_Problem requirements_.
Reproduce the entries. Match every word.

_Records for this task_.

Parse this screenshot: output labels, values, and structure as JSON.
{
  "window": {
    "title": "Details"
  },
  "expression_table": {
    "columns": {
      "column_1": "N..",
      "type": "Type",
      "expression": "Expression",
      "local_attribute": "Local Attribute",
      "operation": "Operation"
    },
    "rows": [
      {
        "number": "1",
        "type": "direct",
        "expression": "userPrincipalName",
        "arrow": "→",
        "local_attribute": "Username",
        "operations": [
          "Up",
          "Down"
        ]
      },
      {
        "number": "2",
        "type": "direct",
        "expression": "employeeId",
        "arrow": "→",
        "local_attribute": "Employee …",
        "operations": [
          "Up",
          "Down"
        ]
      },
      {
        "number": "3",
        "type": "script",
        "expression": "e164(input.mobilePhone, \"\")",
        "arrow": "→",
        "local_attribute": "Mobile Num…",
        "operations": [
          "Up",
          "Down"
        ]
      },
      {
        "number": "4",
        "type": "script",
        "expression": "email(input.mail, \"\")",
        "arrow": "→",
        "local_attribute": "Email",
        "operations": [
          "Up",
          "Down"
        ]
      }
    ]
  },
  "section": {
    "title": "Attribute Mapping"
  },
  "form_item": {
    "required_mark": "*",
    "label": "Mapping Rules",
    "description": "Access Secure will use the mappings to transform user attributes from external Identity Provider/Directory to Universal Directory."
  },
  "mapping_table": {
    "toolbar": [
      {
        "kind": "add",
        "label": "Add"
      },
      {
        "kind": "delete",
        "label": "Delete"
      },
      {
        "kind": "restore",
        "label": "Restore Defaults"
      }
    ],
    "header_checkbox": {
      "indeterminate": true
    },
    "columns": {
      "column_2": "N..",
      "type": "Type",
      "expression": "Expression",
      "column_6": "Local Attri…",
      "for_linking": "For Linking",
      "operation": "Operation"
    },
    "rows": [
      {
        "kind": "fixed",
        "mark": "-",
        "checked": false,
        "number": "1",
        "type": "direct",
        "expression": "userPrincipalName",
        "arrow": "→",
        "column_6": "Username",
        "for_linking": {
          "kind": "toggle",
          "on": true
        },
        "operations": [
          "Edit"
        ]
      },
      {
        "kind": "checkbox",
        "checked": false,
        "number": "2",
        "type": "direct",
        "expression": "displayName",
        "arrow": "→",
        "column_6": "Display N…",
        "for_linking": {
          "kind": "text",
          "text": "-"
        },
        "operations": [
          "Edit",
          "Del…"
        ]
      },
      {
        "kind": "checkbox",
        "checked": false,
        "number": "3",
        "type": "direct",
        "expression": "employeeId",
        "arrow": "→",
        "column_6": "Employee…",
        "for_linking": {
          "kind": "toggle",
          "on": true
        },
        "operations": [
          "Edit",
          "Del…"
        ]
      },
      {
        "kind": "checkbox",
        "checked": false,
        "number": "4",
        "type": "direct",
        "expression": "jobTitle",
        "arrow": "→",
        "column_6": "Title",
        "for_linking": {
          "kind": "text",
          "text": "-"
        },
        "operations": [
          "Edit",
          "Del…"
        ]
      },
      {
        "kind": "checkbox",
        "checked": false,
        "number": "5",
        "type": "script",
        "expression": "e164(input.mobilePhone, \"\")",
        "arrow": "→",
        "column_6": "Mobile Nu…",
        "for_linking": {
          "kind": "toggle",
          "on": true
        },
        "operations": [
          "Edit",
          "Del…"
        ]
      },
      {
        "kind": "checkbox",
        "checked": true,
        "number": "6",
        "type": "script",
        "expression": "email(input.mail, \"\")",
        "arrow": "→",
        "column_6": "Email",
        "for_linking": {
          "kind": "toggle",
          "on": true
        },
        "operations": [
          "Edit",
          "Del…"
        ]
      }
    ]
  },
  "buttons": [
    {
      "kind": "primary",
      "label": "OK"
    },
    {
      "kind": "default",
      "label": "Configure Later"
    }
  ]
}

_Solution to the problem_.
Parse this screenshot: output labels, values, and structure as JSON.
{
  "window": {
    "title": "Details"
  },
  "expression_table": {
    "columns": {
      "column_1": "N..",
      "type": "Type",
      "expression": "Expression",
      "local_attribute": "Local Attribute",
      "operation": "Operation"
    },
    "rows": [
      {
        "number": "1",
        "type": "direct",
        "expression": "userPrincipalName",
        "arrow": "→",
        "local_attribute": "Username",
        "operations": [
          "Up",
          "Down"
        ]
      },
      {
        "number": "2",
        "type": "direct",
        "expression": "employeeId",
        "arrow": "→",
        "local_attribute": "Employee …",
        "operations": [
          "Up",
          "Down"
        ]
      },
      {
        "number": "3",
        "type": "script",
        "expression": "e164(input.mobilePhone, \"\")",
        "arrow": "→",
        "local_attribute": "Mobile Num…",
        "operations": [
          "Up",
          "Down"
        ]
      },
      {
        "number": "4",
        "type": "script",
        "expression": "email(input.mail, \"\")",
        "arrow": "→",
        "local_attribute": "Email",
        "operations": [
          "Up",
          "Down"
        ]
      }
    ]
  },
  "section": {
    "title": "Attribute Mapping"
  },
  "form_item": {
    "required_mark": "*",
    "label": "Mapping Rules",
    "description": "Access Secure will use the mappings to transform user attributes from external Identity Provider/Directory to Universal Directory."
  },
  "mapping_table": {
    "toolbar": [
      {
        "kind": "add",
        "label": "Add"
      },
      {
        "kind": "delete",
        "label": "Delete"
      },
      {
        "kind": "restore",
        "label": "Restore Defaults"
      }
    ],
    "header_checkbox": {
      "indeterminate": true
    },
    "columns": {
      "column_2": "N..",
      "type": "Type",
      "expression": "Expression",
      "column_6": "Local Attri…",
      "for_linking": "For Linking",
      "operation": "Operation"
    },
    "rows": [
      {
        "kind": "fixed",
        "mark": "-",
        "checked": false,
        "number": "1",
        "type": "direct",
        "expression": "userPrincipalName",
        "arrow": "→",
        "column_6": "Username",
        "for_linking": {
          "kind": "toggle",
          "on": true
        },
        "operations": [
          "Edit"
        ]
      },
      {
        "kind": "checkbox",
        "checked": false,
        "number": "2",
        "type": "direct",
        "expression": "displayName",
        "arrow": "→",
        "column_6": "Display N…",
        "for_linking": {
          "kind": "text",
          "text": "-"
        },
        "operations": [
          "Edit",
          "Del…"
        ]
      },
      {
        "kind": "checkbox",
        "checked": false,
        "number": "3",
        "type": "direct",
        "expression": "employeeId",
        "arrow": "→",
        "column_6": "Employee…",
        "for_linking": {
          "kind": "toggle",
          "on": true
        },
        "operations": [
          "Edit",
          "Del…"
        ]
      },
      {
        "kind": "checkbox",
        "checked": false,
        "number": "4",
        "type": "direct",
        "expression": "jobTitle",
        "arrow": "→",
        "column_6": "Title",
        "for_linking": {
          "kind": "text",
          "text": "-"
        },
        "operations": [
          "Edit",
          "Del…"
        ]
      },
      {
        "kind": "checkbox",
        "checked": false,
        "number": "5",
        "type": "script",
        "expression": "e164(input.mobilePhone, \"\")",
        "arrow": "→",
        "column_6": "Mobile Nu…",
        "for_linking": {
          "kind": "toggle",
          "on": true
        },
        "operations": [
          "Edit",
          "Del…"
        ]
      },
      {
        "kind": "checkbox",
        "checked": true,
        "number": "6",
        "type": "script",
        "expression": "email(input.mail, \"\")",
        "arrow": "→",
        "column_6": "Email",
        "for_linking": {
          "kind": "toggle",
          "on": true
        },
        "operations": [
          "Edit",
          "Del…"
        ]
      }
    ]
  },
  "buttons": [
    {
      "kind": "primary",
      "label": "OK"
    },
    {
      "kind": "default",
      "label": "Configure Later"
    }
  ]
}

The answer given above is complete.